Arthur Ashe, the American tennis player who was the only black man to win at Wimbledon, the US Open and the Australian Open, said: “Success is a journey, not a destination.” By that measure, UNSW Engineering has been on an impressive journey over the past year, powering ahead under our student-created ‘Innovation in Action’ motto and really changing the society we live in.
This year, 26% of the incoming student cohort is female. This is up from 23% in 2017, and 22% year before – putting us tantalisingly close to the Faculty’s target of 30% by 2020. This has taken determined effort by many people and led by the impressive staff in our Women in Engineering program. Their motto is ‘Changing the face of engineering’. And indeed they are.
We’ve also doubled the number of female staff who are professors or associate professors in the past 12 months, by recognising spectacular performance among our academics and promoting them, or through some of the 35 high quality new recruits we’ve hired.
Research income, the biggest predictor of a trajectory of success, rose by 35% led by massive growth in industry-related income, particularly in the area of energy. To grow this even further, our new UNSW Energy Institute is bringing together our many efforts under one roof.
We’re partners in the new $140 million Cyber Security CRC funded by the federal government and industry, and UNSW Engineering is leading seven of the state’s universities (as well as CSIRO’s Data61 division) in the new NSW Cyber Security Network, backed by the NSW Government.

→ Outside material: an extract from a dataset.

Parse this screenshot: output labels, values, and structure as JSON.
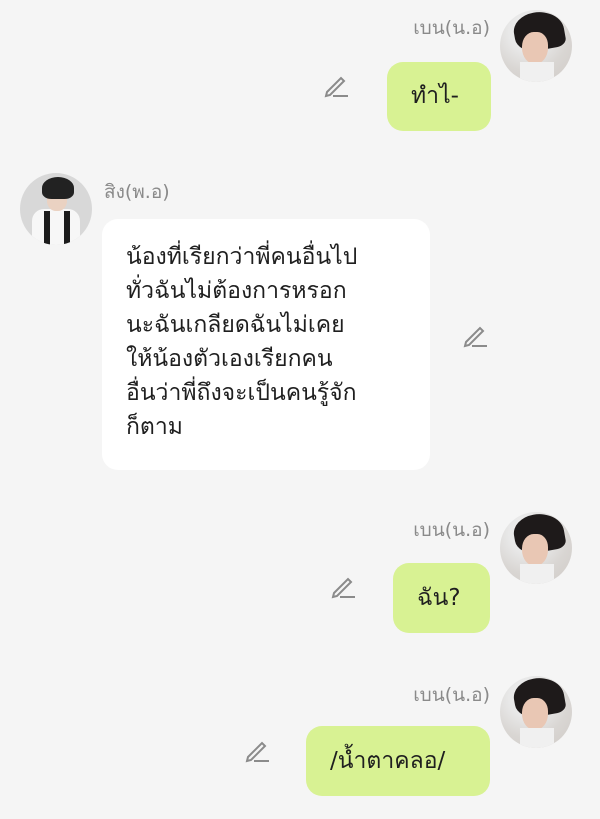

Our $1.6 million, five-year ‘SECedu’ partnership with the Commonwealth Bank, to develop a centre of expertise for cyber security education and boost the nation’s paucity of cyber expertise, has enrolled almost 25,000 students to an online course in Applied Cyber Security created by the partnership.
Last year, our team at the Australian Centre for Space Engineering Research (ACSER) made UNSW the first Australian university to build its own satellite, UNSW-EC0, and successfully place it in orbit. ACSER also helped build a second, INSPIRE-2, and provided crucial components for another, Biarri Point, launched by Australia’s Defence Science and Technology Group. With the creation this year of an Australian space agency by the federal government – to foster innovation between industry and academia – you can bet that UNSW will play a leading role.
But it will always be our graduates and alumni who are UNSW Engineering’s largest impact in the world. We’ve long produced the most graduates in the country, but this year’s intake is the highest ever: a remarkable 15,000 students have enrolled, with rising numbers of Australian high school graduates, but also students from India, almost doubling this cohort and diversifying our pool of international students. We’re impacting both Australia and our region.
These are many other great things happening across the UNSW Engineering community. We are indeed steaming ahead on our journey, and looking forward to many more successes in the year to come.
Dean of Engineering